All and all, this was a great surf movie though. The crowd seemed to really enjoy it too. A lot of people were lukewarm on this film and that's cool. Different stokes for different folks. I went into it knowing what I was in for. Not Fellini. Not Scorcese. Not even Jonze or Kaufman. Just a fun surf movie by Thomas Campbell.

Thursday, April 09, 2009

I'd Prefer Bamboo Under My Fingernails...

I had to skip the annual trip to Mexico with my faithful band of surf-banditos and you know what that means: regular dispatches from them detailing the roping, reeling lefts they've been scoring for the past week. It probably would be easier if I wasn't part of the original party who researched and reserved that beach house over a year ago. It also wouldn't be so tough, of course, if I'd made it to Brazil or if I'd been scoring perfect spring swell in their absence.

I was, I didn't and I'm not.

But a thought crossed my mind today on the rainy commute from my temporary cubicle gig that made it all a little easier: I had to stay home so that they could score. Murphy's law dictates that if we'd all been there, it would have been dead flat. And if somebody's not starving, the feast is just standard fare, right?

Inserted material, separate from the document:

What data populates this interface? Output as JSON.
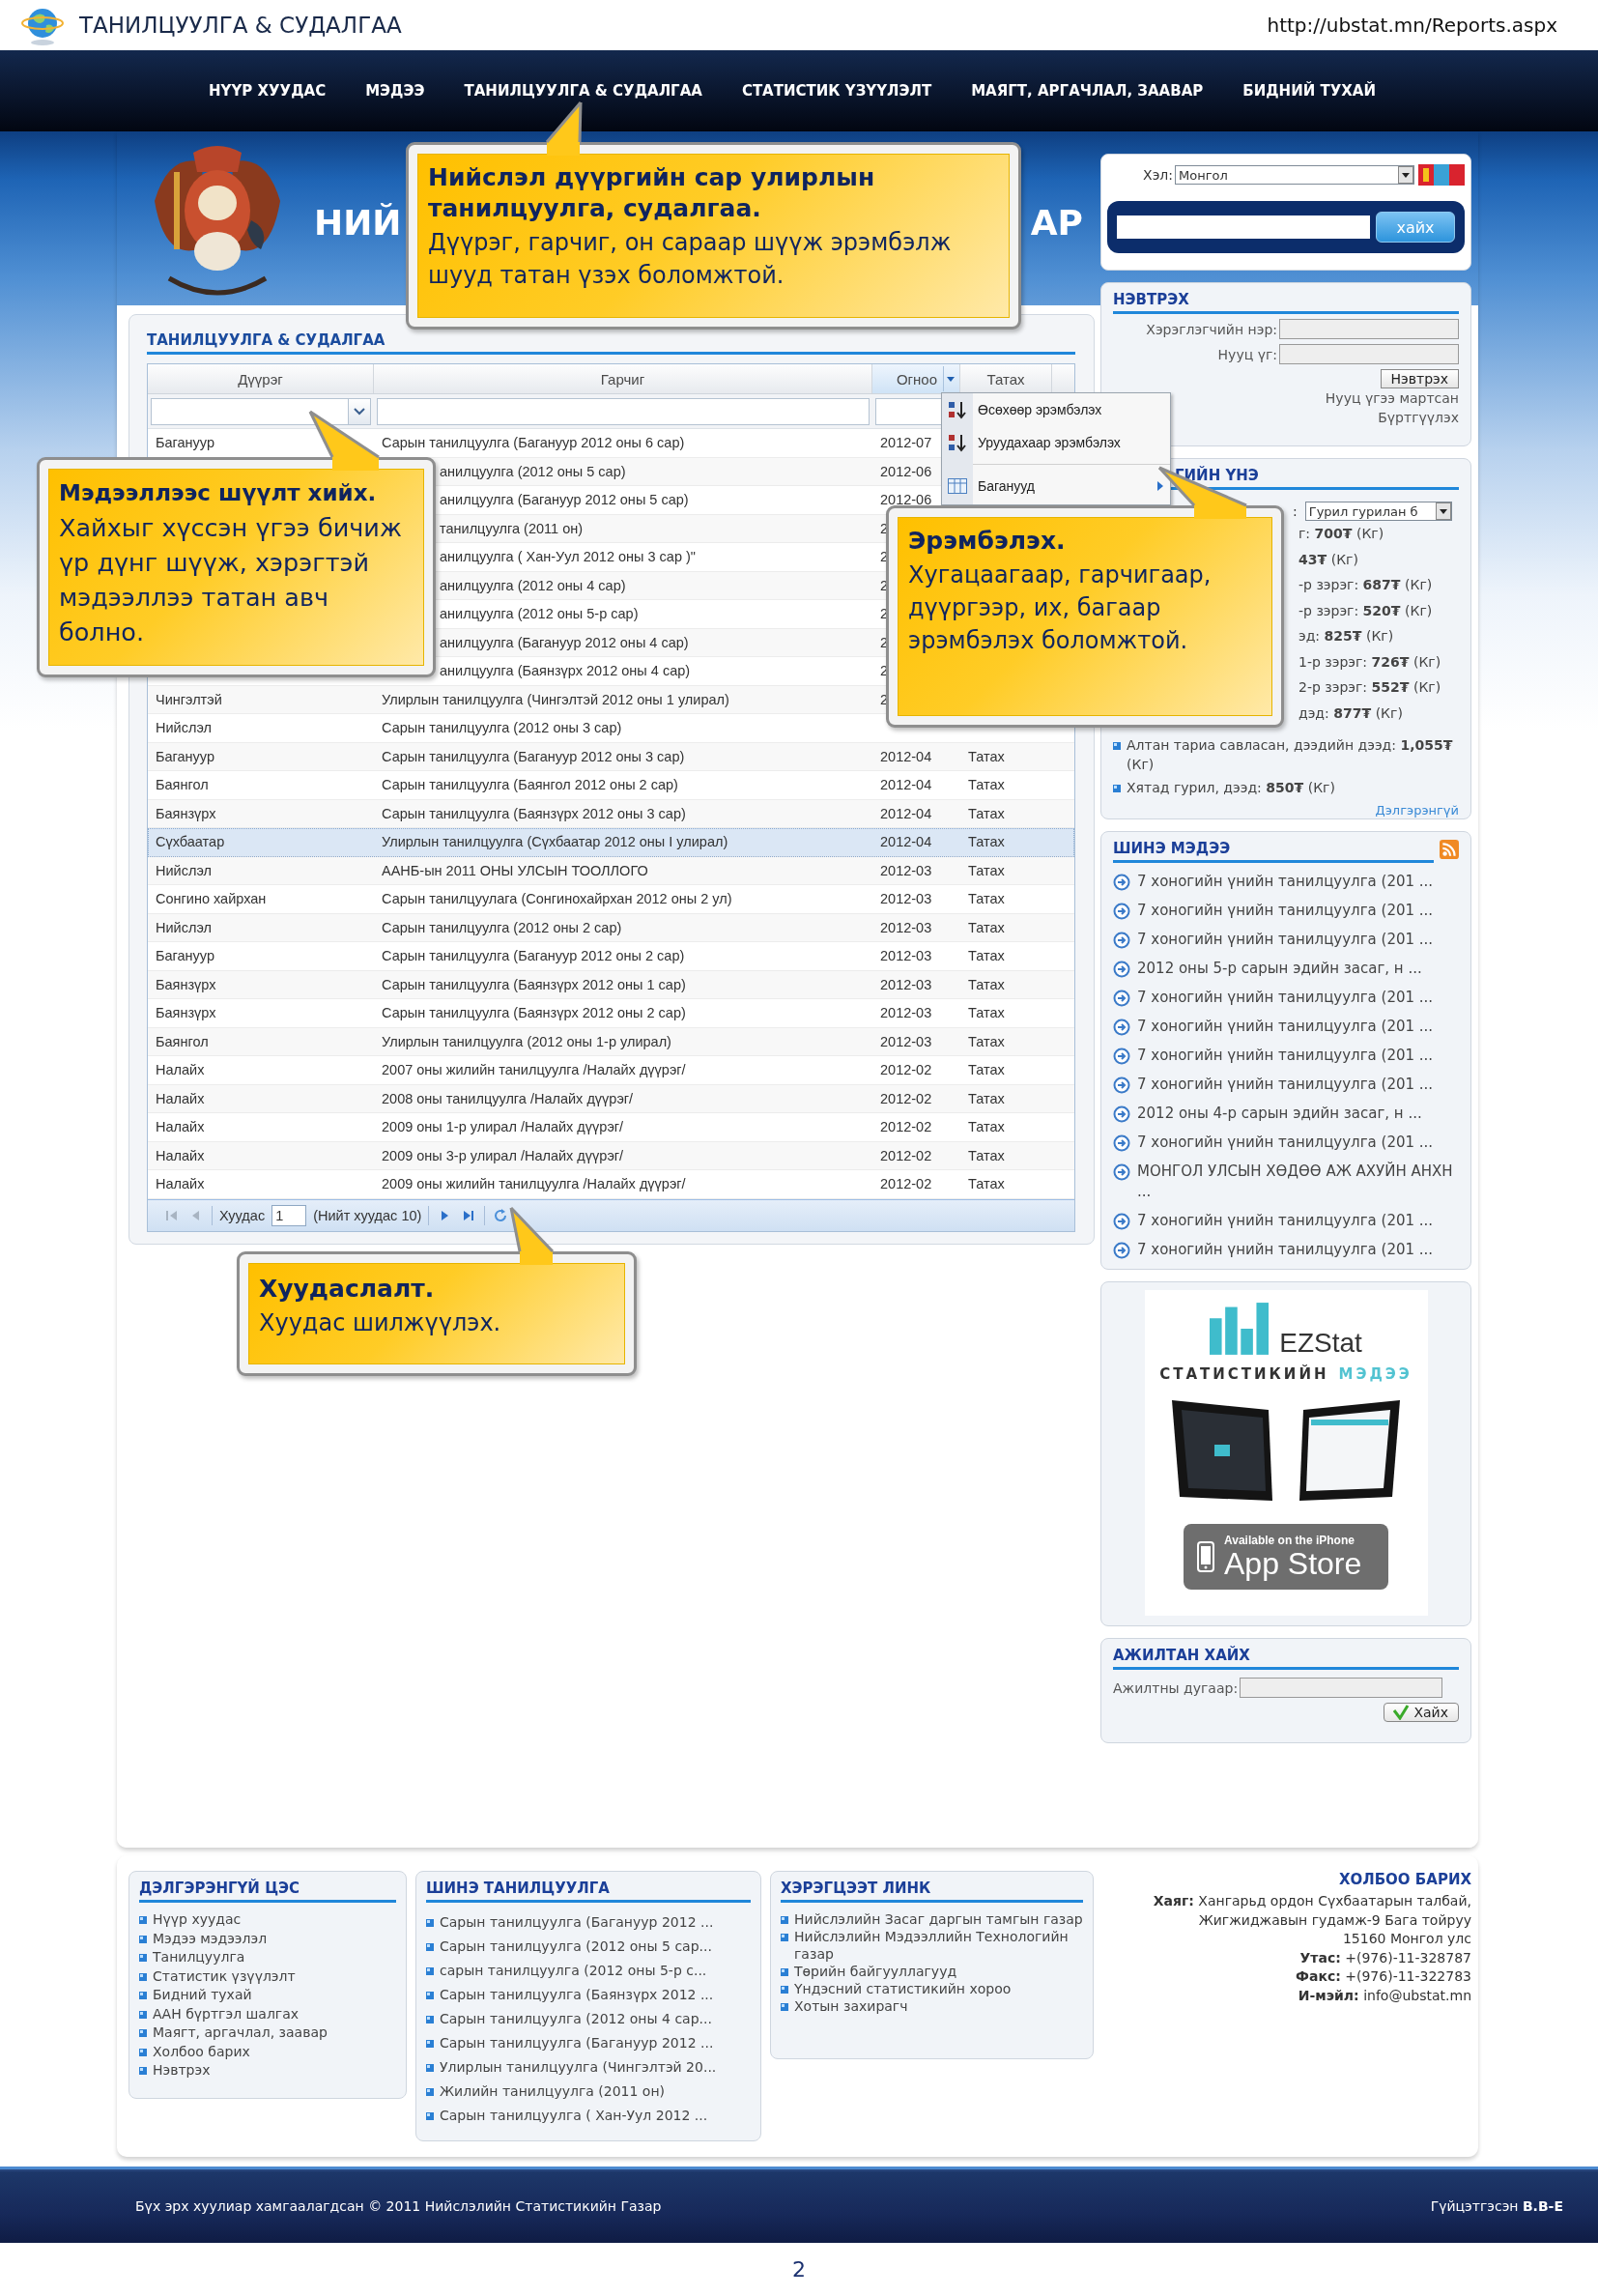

That, and the thought that almost exactly a year ago I was south of the border all by myself, posting pictures for my buddies at home to see...

I guess I deserve it... :)

We Hate It When Our Friends Become Successful - Morrissey

Monday, April 06, 2009

The Ecstasy and the Agony

6.5 feet at 15 seconds
Sunday morning sunshine
Light winds out of the southeast
Multiple spots lighting up along the coast
Good intel telling us that a certain sandbar was finally working again

The sandbar not looking too hot
Choppy drop-ins causing blown waves
Swell growing and getting less predictable
A switch to a longer, heavier board mid-session
Several heavy wipeouts and unsettling hold-downs
A collision with my board underwater leaving a sore calf
Getting caught inside again and again and again and again
The riptide widening to about fifty yards and pulling me out to sea, alone
A 20-minute paddle to reach my lineup spot, where I caught a final bomb... and ate it
Over the course of the morning, the swell jumped, the interval grew, and the tide

Don't leave waves for waves.